I went to the first few meetings and was elected Treasurer.  Every week I learned something new.  I met a woman named Rose who ran the group and encouraged me to follow my theatrical dreams-she was the first person outside my family to see a spark of talent. 

Anyway, about a year into it, Rose’s sister Angela came to us with a play she wrote.  We held auditions, and I didn’t think I would get a part…I just wasn’t quite right for any of the roles, and I knew that when we first read the script.  I was only dejected for a second, because Rose pulled me aside and told me she wanted me to direct the piece.  And so, at sixteen, I began directing my first show.

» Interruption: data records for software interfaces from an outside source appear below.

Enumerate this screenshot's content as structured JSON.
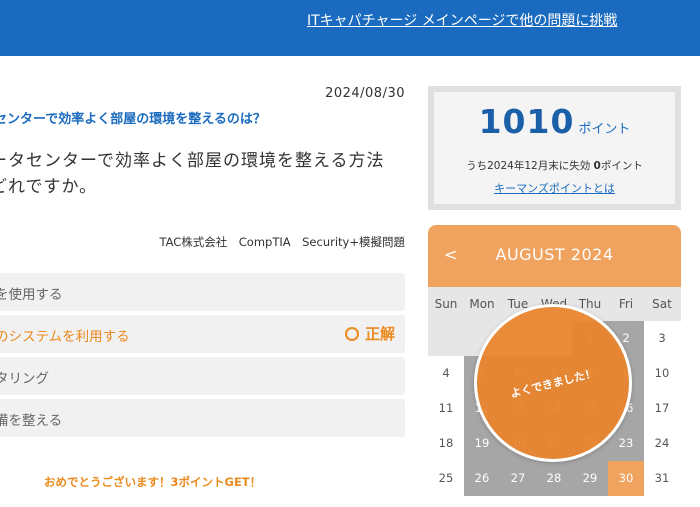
{
  "header": {
    "link_text": "ITキャパチャージ メインページで他の問題に挑戦"
  },
  "question": {
    "date": "2024/08/30",
    "title": "センターで効率よく部屋の環境を整えるのは？",
    "text": "ータセンターで効率よく部屋の環境を整える方法\nどれですか。",
    "tags": "TAC株式会社　CompTIA　Security+模擬問題"
  },
  "answers": [
    {
      "text": "を使用する",
      "correct": false
    },
    {
      "text": "のシステムを利用する",
      "correct": true
    },
    {
      "text": "タリング",
      "correct": false
    },
    {
      "text": "備を整える",
      "correct": false
    }
  ],
  "correct_label": "正解",
  "congrats": "おめでとうございます！3ポイントGET！",
  "points": {
    "value": "1010",
    "unit": "ポイント",
    "expire_prefix": "うち2024年12月末に失効 ",
    "expire_value": "0",
    "expire_suffix": "ポイント",
    "link": "キーマンズポイントとは"
  },
  "calendar": {
    "prev": "<",
    "title": "AUGUST 2024",
    "weekdays": [
      "Sun",
      "Mon",
      "Tue",
      "Wed",
      "Thu",
      "Fri",
      "Sat"
    ],
    "weeks": [
      [
        "",
        "",
        "",
        "",
        "1",
        "2",
        "3"
      ],
      [
        "4",
        "5",
        "6",
        "7",
        "8",
        "9",
        "10"
      ],
      [
        "11",
        "12",
        "13",
        "14",
        "15",
        "16",
        "17"
      ],
      [
        "18",
        "19",
        "20",
        "21",
        "22",
        "23",
        "24"
      ],
      [
        "25",
        "26",
        "27",
        "28",
        "29",
        "30",
        "31"
      ]
    ],
    "today": "30",
    "colors": {
      "header": "#f0a35f",
      "active": "#a6a6a6",
      "today": "#f0a35f",
      "plain": "#ffffff"
    }
  },
  "badge": {
    "text": "よくできました！"
  }
}
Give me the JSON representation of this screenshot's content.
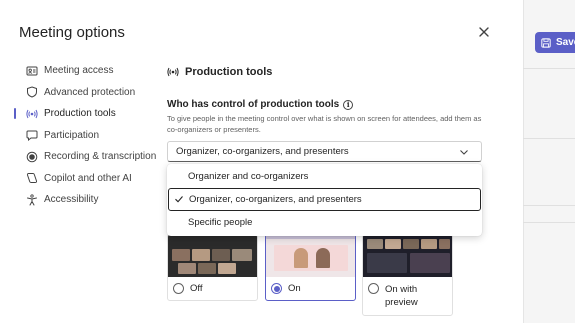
{
  "background": {
    "save_label": "Save"
  },
  "dialog": {
    "title": "Meeting options",
    "close_icon": "close-icon"
  },
  "nav": {
    "items": [
      {
        "label": "Meeting access",
        "icon": "id-card-icon"
      },
      {
        "label": "Advanced protection",
        "icon": "shield-icon"
      },
      {
        "label": "Production tools",
        "icon": "broadcast-icon",
        "active": true
      },
      {
        "label": "Participation",
        "icon": "chat-icon"
      },
      {
        "label": "Recording & transcription",
        "icon": "record-icon"
      },
      {
        "label": "Copilot and other AI",
        "icon": "copilot-icon"
      },
      {
        "label": "Accessibility",
        "icon": "accessibility-icon"
      }
    ]
  },
  "section": {
    "title": "Production tools",
    "question": "Who has control of production tools",
    "description": "To give people in the meeting control over what is shown on screen for attendees, add them as co-organizers or presenters.",
    "selected_value": "Organizer, co-organizers, and presenters",
    "options": [
      {
        "label": "Organizer and co-organizers",
        "selected": false
      },
      {
        "label": "Organizer, co-organizers, and presenters",
        "selected": true
      },
      {
        "label": "Specific people",
        "selected": false
      }
    ]
  },
  "view_cards": [
    {
      "label": "Off",
      "selected": false
    },
    {
      "label": "On",
      "selected": true
    },
    {
      "label": "On with preview",
      "selected": false
    }
  ],
  "colors": {
    "accent": "#5b5fc7",
    "text": "#242424",
    "muted": "#616161"
  }
}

It was a couple days later that Rose told me I would be getting a stage manager.  Two girls were doing internships at the theater for their school, and would be joining us in the production.  My sixteen-year-old snap judgement was that they were going to be a problem.  We had a very cohesive group by this point, and two cliquey chicks from the suburb were going to come in here and mess up our vibe?  No, thank you.

At first, they kind of kept to themselves, as I suppose I would have if I was in a new situation and only knew one other person.  One girl, Ashley, would be acting in the show.  The other, Sahar, would be my stage manager.  The stage manager/director relationship is vital, because you really can’t do either job without the other, unless you’re trying to have a nervous breakdown.  I was learning this as I was directing for the first time, and as such, Sahar and I ended up spending the most time together. 

After the show opened, and her internship ended, I hoped she would stay in the post, but she couldn’t.  Sahar was unique in my friend circle in that she was probably the first Muslim person I ever met, having been raised in a strictly Catholic setting myself.  Her parents were immigrants, and very protective of their eldest daughter…which was probably a good idea, because I can’t tell you the number of times I tried to get her to sneak out to a club with me on a Friday night.  The thing was, because of the expectations and responsibilities she lived with, we didn’t get to see each other much after the show closed.  Somehow, though, we stayed friends.

Sahar lives in Kentucky now, which I complain about regularly.  Her husband is hoping to land a job in Cleveland, so I am crossing my fingers for that little miracle.  However, she is in town right now, so when I heard a friend was having a reading of her play at the New Phoenix, I immediately asked Sahar if she wanted to go.

I sat in the audience before the show and looked around the room.  After the show with Sahar, I did three Christmas shows there, finally flexing my acting muscles.  My fourth show with the post, which I wrote, was rejected in the eleventh hour, and the Explorer’s pulled my funding because they didn’t care for the subject matter…fortunately Richard, the owner of the New Phoenix, stepped in and saved the day.  The show opened on time.

The post dissolved not much longer after that, as there was no one available to run it anymore. At this point, I was 21.  I had learned invaluable lessons and made a dozen new friends.

Later in my 20’s, Richard would get in touch with me about stage managing, something I had only recently become interested in.  This led to me stage managing two shows there.  Which led to me stage managing at another company for four years.

The reading began, and I found myself instantly captivated as I usually am when presented with live theater.  It was a heartbreaking play, about the struggles of a nurse who witnessed the agony of loss firsthand during the early days of the AIDS crisis.  Beautifully written by the talented Kerrykate Able-Smith and masterfully performed by powerhouse Marie Costa.  I mean, I could be biased…I’ve worked with both of them before.

Which never would have happened if I hadn’t seen that flyer when I was fifteen.

You know what else wouldn’t have happened?  The woman who sat to my left, who stood up in my wedding, who has never let distance come between us, and who will always be the stage manager of my life. 

I don’t work in theater anymore.  It doesn’t mean I wouldn’t, it would just have to be the right project with the right people.  But the New Phoenix will always hold a special spot in my heart, right next to the one where Sahar lives.

Me and Sahar, in the place it all began,